  • As a historic preservation consultant, I find writing about historic preservation and its numerous benefits one of the more difficult tasks to tackle. I have a passion for saving and restoring old buildings and feel good about the positive effects to communities, the environment and the economy, but never feel that I can convey that enthusiasm adequately when I write. Sometimes I feel like I am stating the obvious, spouting out common sense that doesn't need to be said; other times it just comes out too dry and leaves out the very real human factor in preservation.Judy L. Hayward, education director for Restore Media, LLC, publisher of Traditional Building magazine and Period Homes magazine, among other accomplishments, does not have this problem when she writes about historic preservation.
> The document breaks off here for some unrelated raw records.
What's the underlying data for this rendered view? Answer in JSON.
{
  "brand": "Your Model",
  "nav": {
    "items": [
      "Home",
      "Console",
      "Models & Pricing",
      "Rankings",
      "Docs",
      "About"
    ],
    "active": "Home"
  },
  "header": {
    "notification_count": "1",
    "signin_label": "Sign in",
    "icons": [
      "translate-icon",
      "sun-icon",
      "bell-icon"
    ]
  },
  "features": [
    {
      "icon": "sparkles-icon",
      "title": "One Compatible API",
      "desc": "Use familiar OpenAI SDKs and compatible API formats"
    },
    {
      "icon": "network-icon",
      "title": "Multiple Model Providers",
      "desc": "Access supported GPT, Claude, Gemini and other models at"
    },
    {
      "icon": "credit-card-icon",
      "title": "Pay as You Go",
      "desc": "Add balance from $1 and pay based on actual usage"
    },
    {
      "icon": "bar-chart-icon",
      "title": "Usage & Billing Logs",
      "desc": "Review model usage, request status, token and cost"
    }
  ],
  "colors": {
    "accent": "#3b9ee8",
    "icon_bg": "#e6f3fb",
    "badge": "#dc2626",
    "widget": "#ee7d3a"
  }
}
She recently wrote a "Dear President Obama" forum post that outlines the benefits of historic preservation, tying in the economic, public and personal benefits in a very humble and practical manner. Most importantly, she does not lay the task of preserving and restoring our communities and their historic resources at just the government's feet, but calls all citizens to action.

  • Contrary to many people's impression and understanding, historic preservation is not about nostalgia for the past.Rather, it is about continuity. Places with historic buildings give people a sense of their place in time; understanding that others came before them, living their lives in similar yet different ways, and that others will come after us.It is about community. Places with neighborhoods served by walkable commercial centers foster community interaction and pride, building a sense of belonging.It is about character. Places that people love and care about do not spring up overnight; they are built over time, giving them a sense of those who came before and developing character that is unlike anywhere else.It is about the future. Historic preservation helps keep exciting, viable, interesting places for future generations.